The Bering Strait has rarely been mentioned in the same conversation as the Strait of Hormuz, the Strait of Malacca, or the Suez and Panama canals.
That’s because for hundreds of years the gap between the continents was more likely to be choked with ice than ships.
But shrinking Arctic ice cover is creating open water and challenges faster than anyone would have imagined just a decade or two ago.
Summers with reduced Arctic ice have created the prospect of practical new shipping routes, which means more cargo ships, more cruise ships, more military ships and more potential conflicts in the region.
Take it as an early sign of progress that for the first time a major international organization has signed off on the designation of formal travel routes through the Bering Strait.
It has yet to become a congested waterway — even though ship traffic has doubled in the last decade — but the prospect of ice-free summers in the Arctic is a warning sign of what’s to come.
[With marine traffic growing, international shipping agency approves US-Russia plan for Bering Strait shipping lanes]
The fact that shipping lanes never existed here and that new research showed many inaccuracies of 10 to 15 percent in charted depths on the old maps are reminders of the rapid transition now taking place. Without planning and accepted rules, every shoal, reef and island is a potential catastrophe waiting to happen.
The shallow water of the eastern Bering Sea, along with a reliance on some 100-year-old hydrographic data caused the U.S. and Russia to take a conservative approach, the U.S. Coast Guard said.
The proposed shipping lanes had been surveyed with modern equipment in 2014-2015 to give planners enough confidence to declare the routes as safe.
At a London meeting in late May, the International Maritime Organization (the UN agency responsible for such things) endorsed the plan put forward by the U.S. and Russia for specific travel lanes for large ships between the Pacific Ocean and the Chukchi Sea.
Because it is recognized as an international strait, both countries allow international traffic in their waters.
The two-way travel routes are about four miles wide, one on the U.S. side of Little Diomede and one on the Russian side of Big Diomede.
There are no new aids to navigation included as part of the plan and the routes are designed to maximize the distance of ships from the shore.
“The edges of the two-way route, which will be displayed on charts or electronic chart display systems also help other vessels, such as fishing vessels, understand where they are likely to encounter other vessel activity,” the Coast Guard said in a late 2016 report.

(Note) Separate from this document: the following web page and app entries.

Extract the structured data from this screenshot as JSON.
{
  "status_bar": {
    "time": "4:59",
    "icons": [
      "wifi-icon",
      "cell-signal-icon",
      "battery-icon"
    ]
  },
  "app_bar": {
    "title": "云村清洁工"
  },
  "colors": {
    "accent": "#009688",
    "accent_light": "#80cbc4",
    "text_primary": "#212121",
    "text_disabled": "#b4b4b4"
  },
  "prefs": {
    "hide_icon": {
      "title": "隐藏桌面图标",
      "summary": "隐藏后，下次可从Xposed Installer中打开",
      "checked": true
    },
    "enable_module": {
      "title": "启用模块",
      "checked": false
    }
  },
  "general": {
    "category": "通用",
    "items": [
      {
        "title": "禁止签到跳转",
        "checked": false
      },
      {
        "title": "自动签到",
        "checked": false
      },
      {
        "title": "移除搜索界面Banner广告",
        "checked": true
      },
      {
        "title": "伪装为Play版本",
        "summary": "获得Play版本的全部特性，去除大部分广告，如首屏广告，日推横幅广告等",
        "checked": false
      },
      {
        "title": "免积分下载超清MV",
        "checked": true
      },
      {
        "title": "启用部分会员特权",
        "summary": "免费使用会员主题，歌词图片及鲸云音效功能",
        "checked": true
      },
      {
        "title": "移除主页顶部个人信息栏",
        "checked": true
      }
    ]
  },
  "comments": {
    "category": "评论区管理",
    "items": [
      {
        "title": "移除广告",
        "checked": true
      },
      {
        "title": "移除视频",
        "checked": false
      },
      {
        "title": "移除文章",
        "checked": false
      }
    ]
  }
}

The routes approved by the IMO are recommended for ships of 400 tons or more, but it is likely that insurance companies will require compliance to lower the risk of accidents.
The establishment of the shipping lanes comes after an official “Polar Code” for ships operating in the Arctic went into effect in 2017, with detailed rules on equipment and operations.
The expected growth of the polar route could be spurred by companies and nations looking to reduce the cost and time of travel between Europe and East Asia. The allure of passenger travel on cruise ships in formerly frozen lands will create even more challenges and unique risks from weather and communication and the lack of onshore infrastructure and emergency response personnel and equipment.
The shipping lanes avoid areas with depths of less than 60 feet and are set back from various hazards to navigation, the Coast Guard said.
The goal is to increase safety, reduce casualties and make traffic more efficient.
The agency also endorsed a U.S. request to keeps ships a safe distance from St. Lawrence Island, Nunivak Island and King Island.
The U.S. and Russia disagree on many points and there are complex unresolved military questions, but the handling of the shipping route matter provides a glimmer of hope.
It shows that both nations recognize the need to take precautions about their shared jurisdiction for a passage where the receding ice is revealing one of the world’s major strategic chokepoints.
Columnist Dermot Cole, who lives in Fairbanks, can be reached at [email protected]